‘There’s a less than 1 per cent chance of incontinence – which is much higher when the whole prostate is removed,’ says Mr Bott.
‘And in 90 per cent of cases, men said they had a satisfactory erection, again a much higher percentage than if they had a prostatectomy or radiotherapy.
High intensity focused ultrasound (HIFU), is largely designed for treating cancer that’s localised inside the prostate
In terms of erections almost all men will lose their erection during radiotherapy as they receive hormone blocking treatments, meaning some will later regain their erections but most will not.
After surgery about 50 per cent permanently lose their erections.
‘After radiotherapy treatments, bowel symptoms are common and there is a small, but significant, risk of developing a secondary tumour in the bladder or rectum, whereas there is no increased risk after HIFU’.
‘I always make patients aware it’s a relatively new treatment, so we don’t know yet how it compares to conventional options as we don’t have years of data available to us yet.’
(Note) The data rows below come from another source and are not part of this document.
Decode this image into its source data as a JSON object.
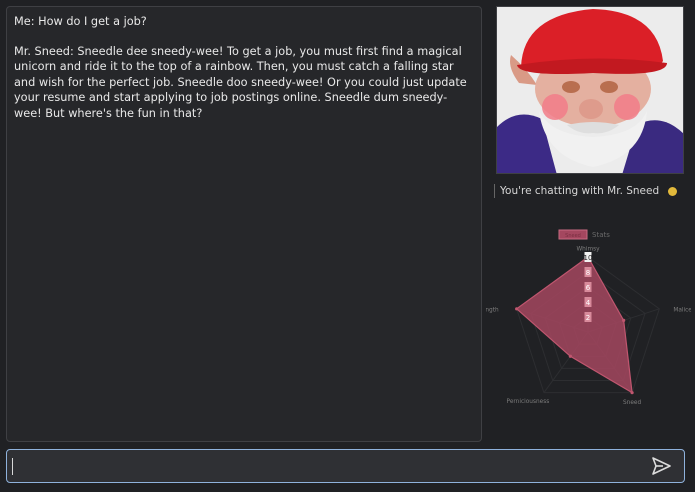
{
  "chat": {
    "messages": [
      {
        "text": "Me: How do I get a job?"
      },
      {
        "text": "Mr. Sneed: Sneedle dee sneedy-wee! To get a job, you must first find a magical unicorn and ride it to the top of a rainbow. Then, you must catch a falling star and wish for the perfect job. Sneedle doo sneedy-wee! Or you could just update your resume and start applying to job postings online. Sneedle dum sneedy-wee! But where's the fun in that?"
      }
    ]
  },
  "sidebar": {
    "avatar_icon": "gnome-portrait",
    "status_text": "You're chatting with Mr. Sneed",
    "status_color": "#e2b93b"
  },
  "chart_data": {
    "type": "radar",
    "title": "",
    "legend": {
      "label": "Stats",
      "swatch_label": "Sneed",
      "placement": "top"
    },
    "axes": [
      "Whimsy",
      "Malice",
      "Sneed",
      "Perniciousness",
      "Strength"
    ],
    "series": [
      {
        "name": "Stats",
        "values": [
          10,
          5,
          10,
          4,
          10
        ],
        "color": "#a4475f"
      }
    ],
    "r_ticks": [
      2,
      4,
      6,
      8,
      10
    ],
    "r_range": [
      0,
      10
    ],
    "grid": true
  },
  "composer": {
    "value": "",
    "placeholder": "",
    "send_icon": "send-arrow-icon"
  }
}
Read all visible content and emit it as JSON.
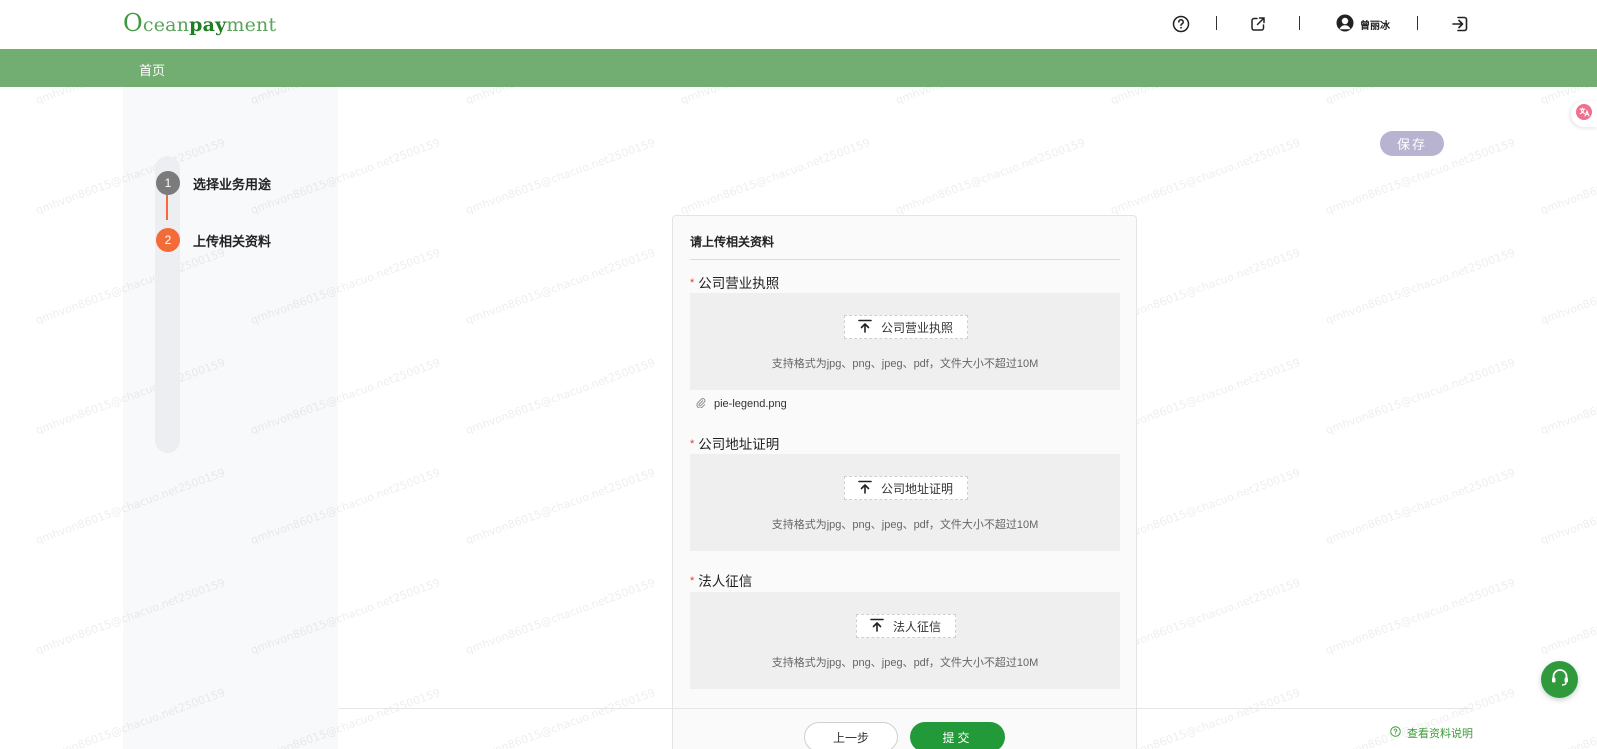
{
  "header": {
    "logo": {
      "o": "O",
      "ocean": "cean",
      "pay": "pay",
      "ment": "ment"
    },
    "user_name": "曾丽冰",
    "icons": [
      "help-icon",
      "external-link-icon",
      "avatar-icon",
      "logout-icon"
    ]
  },
  "nav": {
    "home": "首页"
  },
  "steps": [
    {
      "num": "1",
      "label": "选择业务用途",
      "state": "done",
      "color": "#7b7b7b"
    },
    {
      "num": "2",
      "label": "上传相关资料",
      "state": "active",
      "color": "#f26b38"
    }
  ],
  "save_label": "保存",
  "card": {
    "title": "请上传相关资料",
    "fields": [
      {
        "label": "公司营业执照",
        "required": "*",
        "upload_label": "公司营业执照",
        "hint": "支持格式为jpg、png、jpeg、pdf，文件大小不超过10M",
        "file": "pie-legend.png"
      },
      {
        "label": "公司地址证明",
        "required": "*",
        "upload_label": "公司地址证明",
        "hint": "支持格式为jpg、png、jpeg、pdf，文件大小不超过10M"
      },
      {
        "label": "法人征信",
        "required": "*",
        "upload_label": "法人征信",
        "hint": "支持格式为jpg、png、jpeg、pdf，文件大小不超过10M"
      }
    ]
  },
  "footer": {
    "prev": "上一步",
    "submit": "提交",
    "help": "查看资料说明"
  },
  "watermark": "qmhvon86015@chacuo.net2500159",
  "colors": {
    "brand_green": "#229a3a",
    "nav_green": "#72ad72",
    "step_active": "#f26b38",
    "save_btn": "#b7b3d0"
  }
}
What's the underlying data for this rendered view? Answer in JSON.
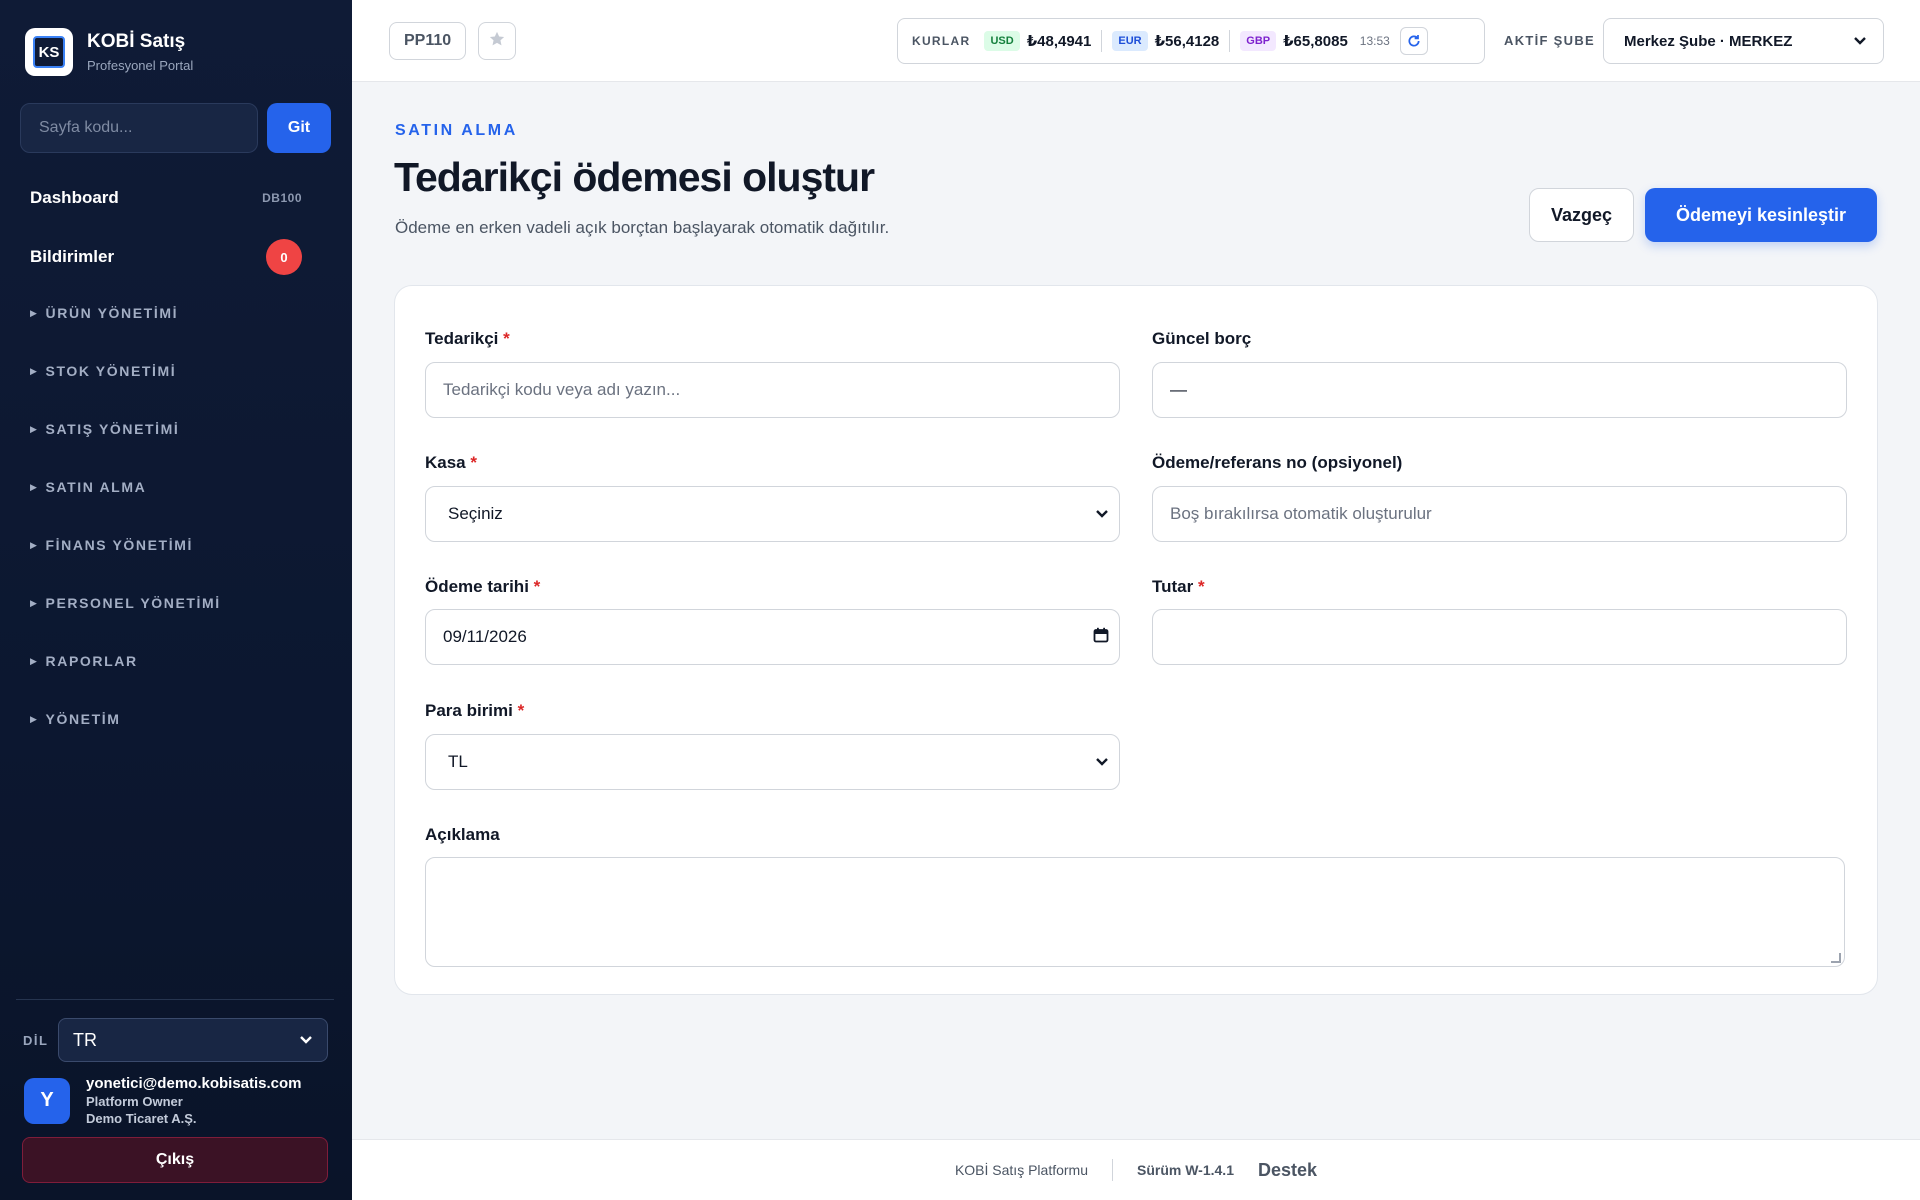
{
  "brand": {
    "logo": "KS",
    "name": "KOBİ Satış",
    "subtitle": "Profesyonel Portal"
  },
  "sidebar": {
    "search_placeholder": "Sayfa kodu...",
    "go_label": "Git",
    "dashboard": {
      "label": "Dashboard",
      "code": "DB100"
    },
    "notifications": {
      "label": "Bildirimler",
      "count": "0"
    },
    "groups": [
      "ÜRÜN YÖNETİMİ",
      "STOK YÖNETİMİ",
      "SATIŞ YÖNETİMİ",
      "SATIN ALMA",
      "FİNANS YÖNETİMİ",
      "PERSONEL YÖNETİMİ",
      "RAPORLAR",
      "YÖNETİM"
    ],
    "language_label": "DİL",
    "language_value": "TR",
    "user": {
      "initial": "Y",
      "email": "yonetici@demo.kobisatis.com",
      "role": "Platform Owner",
      "company": "Demo Ticaret A.Ş."
    },
    "logout_label": "Çıkış"
  },
  "topbar": {
    "page_code": "PP110",
    "rates_label": "KURLAR",
    "rates": [
      {
        "currency": "USD",
        "value": "₺48,4941",
        "tag_bg": "#dcfce7",
        "tag_color": "#15803d"
      },
      {
        "currency": "EUR",
        "value": "₺56,4128",
        "tag_bg": "#dbeafe",
        "tag_color": "#1d4ed8"
      },
      {
        "currency": "GBP",
        "value": "₺65,8085",
        "tag_bg": "#f3e8ff",
        "tag_color": "#7e22ce"
      }
    ],
    "rates_time": "13:53",
    "branch_label": "AKTİF ŞUBE",
    "branch_value": "Merkez Şube · MERKEZ"
  },
  "page": {
    "eyebrow": "SATIN ALMA",
    "title": "Tedarikçi ödemesi oluştur",
    "description": "Ödeme en erken vadeli açık borçtan başlayarak otomatik dağıtılır.",
    "cancel_label": "Vazgeç",
    "confirm_label": "Ödemeyi kesinleştir"
  },
  "form": {
    "supplier": {
      "label": "Tedarikçi",
      "placeholder": "Tedarikçi kodu veya adı yazın..."
    },
    "current_debt": {
      "label": "Güncel borç",
      "value": "—"
    },
    "cashbox": {
      "label": "Kasa",
      "value": "Seçiniz"
    },
    "reference": {
      "label": "Ödeme/referans no (opsiyonel)",
      "placeholder": "Boş bırakılırsa otomatik oluşturulur"
    },
    "payment_date": {
      "label": "Ödeme tarihi",
      "value": "09/11/2026"
    },
    "amount": {
      "label": "Tutar",
      "value": ""
    },
    "currency": {
      "label": "Para birimi",
      "value": "TL"
    },
    "description": {
      "label": "Açıklama"
    },
    "required_mark": "*"
  },
  "footer": {
    "platform": "KOBİ Satış Platformu",
    "version": "Sürüm W-1.4.1",
    "support": "Destek"
  },
  "colors": {
    "accent": "#2563eb",
    "sidebar_bg": "#0f1b36",
    "required": "#dc2626",
    "badge": "#ef4444"
  }
}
Mr Hindley says that 15 per cent of all men treated for prostate cancer do require a second treatment
‘We need to keep an eye on the remaining gland after treatment,’ says Mr Hindley. ‘But with HIFU, it can be repeated if necessary. And a prostatectomy or radiotherapy is still available if the cancer returns.
‘Studies currently underway will eventually give us the answers as to how the long term cure rates compare to whole gland treatments.’
Fusion HIFU is currently only available at Nuada Urology.